Task to carry out:
Count the lines below that hold the string "automatically". Give only that number.

━━━━━ Provided material ━━━━━

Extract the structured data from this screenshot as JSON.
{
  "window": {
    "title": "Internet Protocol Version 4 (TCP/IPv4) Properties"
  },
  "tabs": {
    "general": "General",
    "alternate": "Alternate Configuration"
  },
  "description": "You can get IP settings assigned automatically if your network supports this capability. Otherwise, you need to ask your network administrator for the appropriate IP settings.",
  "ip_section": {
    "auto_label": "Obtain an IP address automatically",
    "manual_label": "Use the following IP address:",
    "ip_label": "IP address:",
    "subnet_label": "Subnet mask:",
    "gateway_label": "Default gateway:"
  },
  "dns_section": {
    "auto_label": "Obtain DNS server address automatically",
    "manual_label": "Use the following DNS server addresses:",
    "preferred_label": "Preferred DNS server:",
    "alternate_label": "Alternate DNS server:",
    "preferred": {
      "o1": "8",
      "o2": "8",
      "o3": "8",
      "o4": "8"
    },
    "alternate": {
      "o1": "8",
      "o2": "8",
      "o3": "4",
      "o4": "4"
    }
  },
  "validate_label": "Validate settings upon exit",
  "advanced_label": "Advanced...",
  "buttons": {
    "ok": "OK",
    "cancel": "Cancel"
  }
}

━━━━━

Answer box:
3